  • Marik PE, Lemson J. Fluid responsiveness: an evolution of our understanding. Br J Anaesth. 2014 Apr;112(4):617-20. PMID: 24535603. [Free Full Text]
  • Marik PE, Monnet X, Teboul JL. Hemodynamic parameters to guide fluid therapy. Ann Intensive Care. 2011 Mar 21;1(1):1. PMC3159904.
  • Michard F, Teboul JL. Predicting fluid responsiveness in ICU patients: a critical analysis of the evidence. Chest. Jun 2002;121(6):2000-8. doi:10.1378/chest.121.6.2000
  • Monnet X, Teboul JL. Assessment of volume responsiveness during mechanical ventilation: recent advances. Crit Care. 2013 Mar 19;17(2):217. [PMID: 23510457. [Free Full Text]
  • Monnet X, Rienzo M, Osman D, Anguel N, Richard C, Pinsky MR, Teboul JL. Passive leg raising predicts fluid responsiveness in the critically ill. Crit Care Med. 2006 May;34(5):1402-7. PMID: 16540963.
  • Monnet X, Bleibtreu A, Ferré A, Dres M, Gharbi R, Richard C, Teboul JL. Passive leg-raising and end-expiratory occlusion tests perform better than pulse pressure variation in patients with low respiratory system compliance. Crit Care Med. 2012 Jan;40(1):152-7. PMID: 21926581.
  • Osman D, Ridel C, Ray P, Monnet X, Anguel N, Richard C, Teboul JL. Cardiac filling pressures are not appropriate to predict hemodynamic response to volume challenge. Crit Care Med. 2007 Jan;35(1):64-8. PMID: 17080001.
  • Pinsky MR. Functional hemodynamic monitoring. Crit Care Clin. Jan 2015;31(1):89-111. doi:10.1016/j.ccc.2014.08.005
  • Préau S, Saulnier F, Dewavrin F, Durocher A, Chagnon JL. Passive leg raising is predictive of fluid responsiveness in spontaneously breathing patients with severe sepsis or acute pancreatitis. Crit Care Med. 2010 Mar;38(3):819-25. PMID: 20016380.
  • Teboul JL, Monnet X. Prediction of volume responsiveness in critically ill patients with spontaneous breathing activity. Curr Opin Crit Care. 2008 Jun;14(3):334-9. PMID: 18467896.
  • Vincent JL, Weil MH. Fluid challenge revisited. Crit Care Med. 2006 May;34(5):1333-7. Review. PubMed PMID: 16557164.

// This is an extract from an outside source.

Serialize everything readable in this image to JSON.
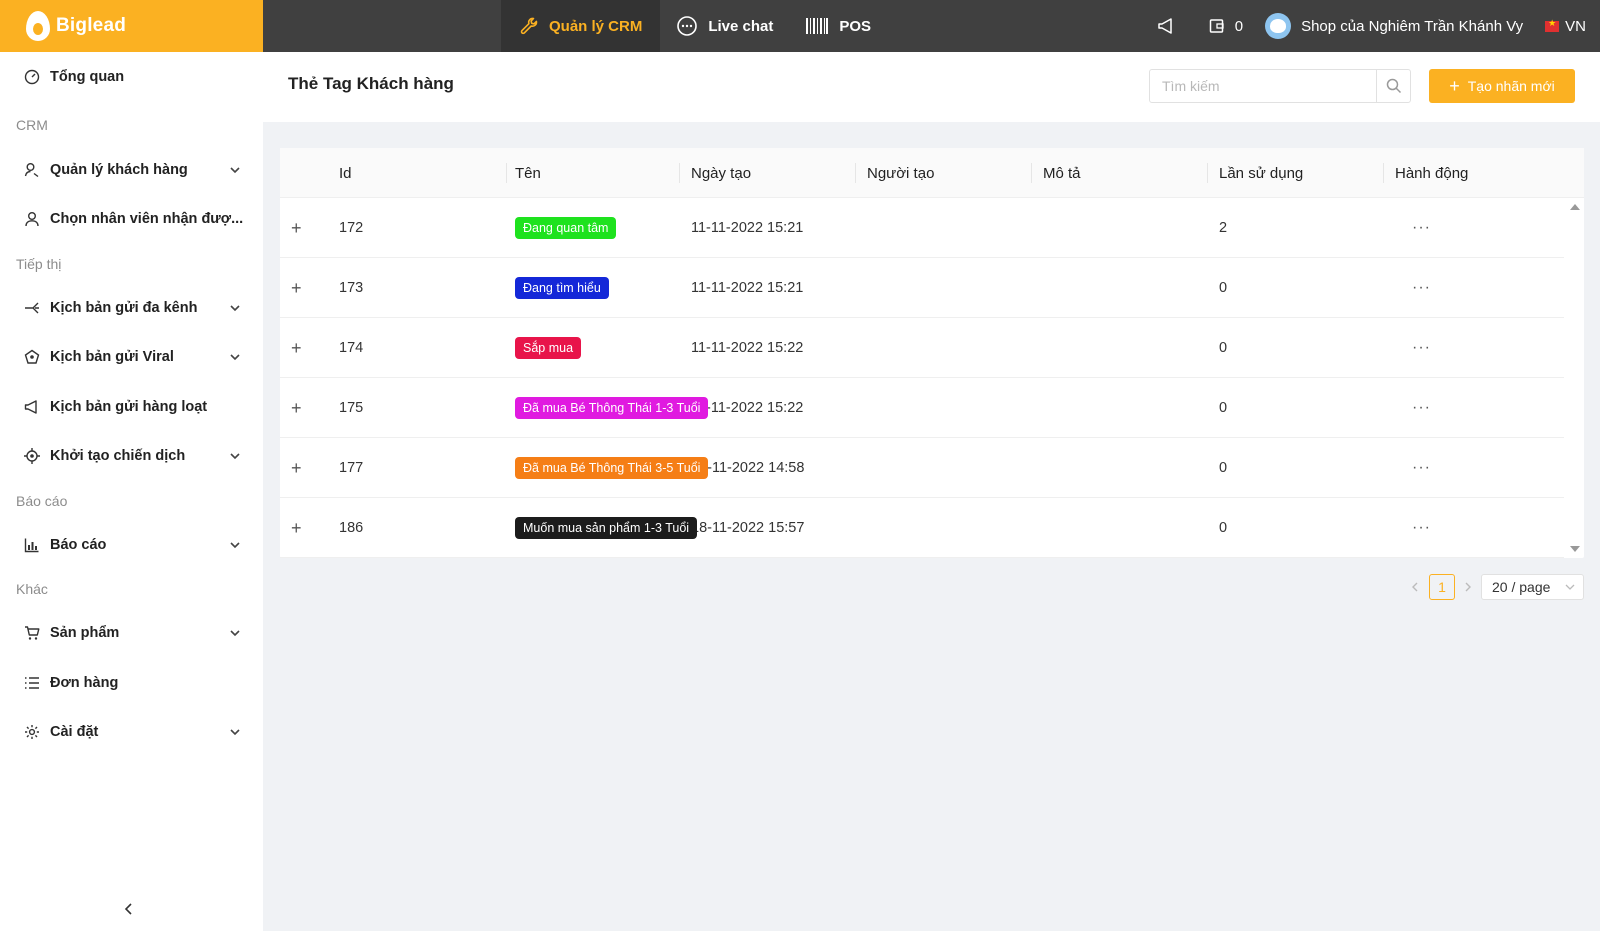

FOAM and web resources

CCC 700 6

Critical Care


Chris is an Intensivist and ECMO specialist at the Alfred ICU in Melbourne. He is also a Clinical Adjunct Associate Professor at Monash University. He is a co-founder of the Australia and New Zealand Clinician Educator Network (ANZCEN) and is the Lead for the ANZCEN Clinician Educator Incubator programme. He is on the Board of Directors for the Intensive Care Foundation and is a First Part Examiner for the College of Intensive Care Medicine. He is an internationally recognised Clinician Educator with a passion for helping clinicians learn and for improving the clinical performance of individuals and collectives.

After finishing his medical degree at the University of Auckland, he continued post-graduate training in New Zealand as well as Australia’s Northern Territory, Perth and Melbourne. He has completed fellowship training in both intensive care medicine and emergency medicine, as well as post-graduate training in biochemistry, clinical toxicology, clinical epidemiology, and health professional education.

He is actively involved in in using translational simulation to improve patient care and the design of processes and systems at Alfred Health. He coordinates the Alfred ICU’s education and simulation programmes and runs the unit’s education website, INTENSIVE.  He created the ‘Critically Ill Airway’ course and teaches on numerous courses around the world. He is one of the founders of the FOAM movement (Free Open-Access Medical education) and is co-creator of litfl.com, the RAGE podcast, the Resuscitology course, and the SMACC conference.

His one great achievement is being the father of three amazing children.

On Twitter, he is @precordialthump.

| INTENSIVE | RAGE | Resuscitology | SMACC

Leave a Reply

This site uses Akismet to reduce spam. Learn how your comment data is processed.